··· Given records

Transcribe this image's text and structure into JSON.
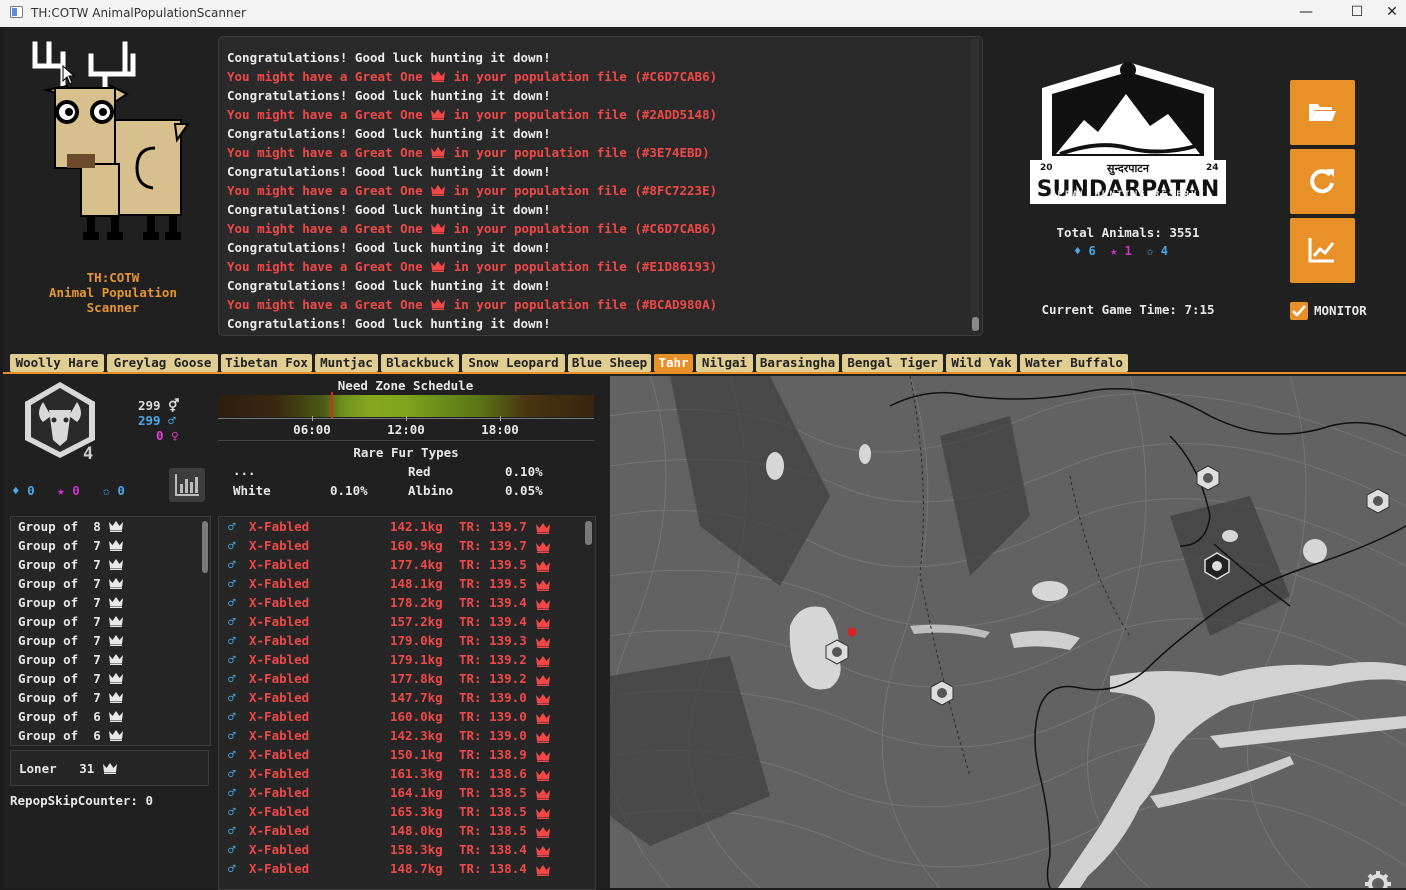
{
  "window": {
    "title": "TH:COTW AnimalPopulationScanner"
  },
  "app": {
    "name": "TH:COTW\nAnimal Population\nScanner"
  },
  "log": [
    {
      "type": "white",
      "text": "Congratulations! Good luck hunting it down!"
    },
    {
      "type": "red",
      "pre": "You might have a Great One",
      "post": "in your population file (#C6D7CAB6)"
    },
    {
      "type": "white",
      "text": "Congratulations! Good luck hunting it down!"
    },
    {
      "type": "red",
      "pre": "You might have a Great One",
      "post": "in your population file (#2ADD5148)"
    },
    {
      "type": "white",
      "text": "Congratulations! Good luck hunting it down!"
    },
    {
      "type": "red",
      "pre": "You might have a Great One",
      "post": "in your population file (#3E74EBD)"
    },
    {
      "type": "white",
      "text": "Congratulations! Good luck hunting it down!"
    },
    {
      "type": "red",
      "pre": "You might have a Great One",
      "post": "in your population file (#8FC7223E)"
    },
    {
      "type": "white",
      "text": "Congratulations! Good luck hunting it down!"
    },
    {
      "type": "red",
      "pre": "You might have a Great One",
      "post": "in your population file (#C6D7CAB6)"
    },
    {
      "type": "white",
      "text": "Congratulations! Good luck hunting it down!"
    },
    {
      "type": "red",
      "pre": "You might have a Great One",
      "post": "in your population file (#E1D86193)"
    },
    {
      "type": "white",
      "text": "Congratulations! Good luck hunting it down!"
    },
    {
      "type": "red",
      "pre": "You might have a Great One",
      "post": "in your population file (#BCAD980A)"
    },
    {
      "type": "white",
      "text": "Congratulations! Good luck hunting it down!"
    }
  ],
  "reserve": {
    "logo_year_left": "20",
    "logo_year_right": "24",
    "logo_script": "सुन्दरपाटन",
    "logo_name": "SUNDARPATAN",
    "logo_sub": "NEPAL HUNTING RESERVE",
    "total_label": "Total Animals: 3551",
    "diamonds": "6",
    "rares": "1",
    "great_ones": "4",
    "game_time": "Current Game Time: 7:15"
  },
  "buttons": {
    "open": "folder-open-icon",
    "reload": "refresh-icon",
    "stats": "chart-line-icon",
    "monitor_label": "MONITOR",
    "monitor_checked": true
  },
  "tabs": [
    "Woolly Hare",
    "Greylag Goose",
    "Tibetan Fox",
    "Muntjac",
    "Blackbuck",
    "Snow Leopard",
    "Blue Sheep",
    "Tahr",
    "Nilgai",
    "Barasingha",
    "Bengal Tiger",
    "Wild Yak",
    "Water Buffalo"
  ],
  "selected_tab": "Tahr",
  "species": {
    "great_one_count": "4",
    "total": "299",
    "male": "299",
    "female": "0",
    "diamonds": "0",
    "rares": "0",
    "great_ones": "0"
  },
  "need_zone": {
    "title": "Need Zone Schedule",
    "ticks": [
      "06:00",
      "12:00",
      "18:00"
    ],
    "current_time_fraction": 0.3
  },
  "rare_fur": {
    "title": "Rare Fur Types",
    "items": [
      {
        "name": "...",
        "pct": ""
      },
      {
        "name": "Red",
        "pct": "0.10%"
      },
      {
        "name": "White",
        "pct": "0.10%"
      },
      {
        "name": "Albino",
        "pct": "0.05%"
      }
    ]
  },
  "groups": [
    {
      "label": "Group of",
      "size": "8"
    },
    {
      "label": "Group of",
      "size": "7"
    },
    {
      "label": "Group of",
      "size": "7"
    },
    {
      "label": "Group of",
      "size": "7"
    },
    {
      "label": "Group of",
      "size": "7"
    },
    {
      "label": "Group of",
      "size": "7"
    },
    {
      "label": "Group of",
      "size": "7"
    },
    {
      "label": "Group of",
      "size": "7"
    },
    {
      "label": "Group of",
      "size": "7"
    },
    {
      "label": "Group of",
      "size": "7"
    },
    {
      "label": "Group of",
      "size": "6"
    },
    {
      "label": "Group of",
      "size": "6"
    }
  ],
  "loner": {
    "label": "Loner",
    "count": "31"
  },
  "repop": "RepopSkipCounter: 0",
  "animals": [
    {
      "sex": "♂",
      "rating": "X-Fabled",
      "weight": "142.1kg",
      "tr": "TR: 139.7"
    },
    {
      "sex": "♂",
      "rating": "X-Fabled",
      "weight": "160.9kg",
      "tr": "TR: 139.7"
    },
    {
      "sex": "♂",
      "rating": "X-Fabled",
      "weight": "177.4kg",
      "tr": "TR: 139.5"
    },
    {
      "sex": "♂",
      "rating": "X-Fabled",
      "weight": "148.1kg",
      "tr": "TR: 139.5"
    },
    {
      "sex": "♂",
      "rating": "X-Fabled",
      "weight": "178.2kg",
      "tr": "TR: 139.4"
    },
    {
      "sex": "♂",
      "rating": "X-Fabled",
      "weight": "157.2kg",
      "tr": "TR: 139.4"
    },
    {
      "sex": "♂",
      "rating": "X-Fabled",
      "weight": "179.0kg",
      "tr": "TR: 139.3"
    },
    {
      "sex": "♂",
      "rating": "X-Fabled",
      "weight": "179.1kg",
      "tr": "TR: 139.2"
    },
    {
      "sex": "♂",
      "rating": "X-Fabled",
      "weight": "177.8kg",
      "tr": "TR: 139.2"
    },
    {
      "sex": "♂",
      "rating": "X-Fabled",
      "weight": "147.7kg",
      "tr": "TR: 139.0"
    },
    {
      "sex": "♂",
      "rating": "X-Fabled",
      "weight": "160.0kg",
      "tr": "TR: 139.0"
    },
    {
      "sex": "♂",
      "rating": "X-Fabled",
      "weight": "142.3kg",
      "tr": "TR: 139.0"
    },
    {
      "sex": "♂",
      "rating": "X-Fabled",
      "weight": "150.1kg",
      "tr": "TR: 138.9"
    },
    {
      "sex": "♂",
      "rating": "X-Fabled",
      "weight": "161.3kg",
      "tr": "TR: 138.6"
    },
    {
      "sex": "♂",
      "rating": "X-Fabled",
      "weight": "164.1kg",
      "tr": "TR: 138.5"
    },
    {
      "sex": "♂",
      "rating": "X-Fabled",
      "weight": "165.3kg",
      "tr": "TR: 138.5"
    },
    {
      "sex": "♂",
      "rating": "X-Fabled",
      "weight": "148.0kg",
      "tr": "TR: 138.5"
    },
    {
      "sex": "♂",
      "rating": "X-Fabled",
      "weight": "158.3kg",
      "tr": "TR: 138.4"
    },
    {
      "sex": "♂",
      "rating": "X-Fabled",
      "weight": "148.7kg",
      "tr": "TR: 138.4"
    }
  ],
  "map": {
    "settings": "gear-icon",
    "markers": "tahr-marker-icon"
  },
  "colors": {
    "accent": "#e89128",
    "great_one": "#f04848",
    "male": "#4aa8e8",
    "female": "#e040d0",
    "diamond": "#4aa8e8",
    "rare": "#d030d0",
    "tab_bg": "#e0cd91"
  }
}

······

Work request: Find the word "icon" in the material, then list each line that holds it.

Exercise output:
    "open": "folder-open-icon",
    "reload": "refresh-icon",
    "stats": "chart-line-icon",
    "settings": "gear-icon",
    "markers": "tahr-marker-icon"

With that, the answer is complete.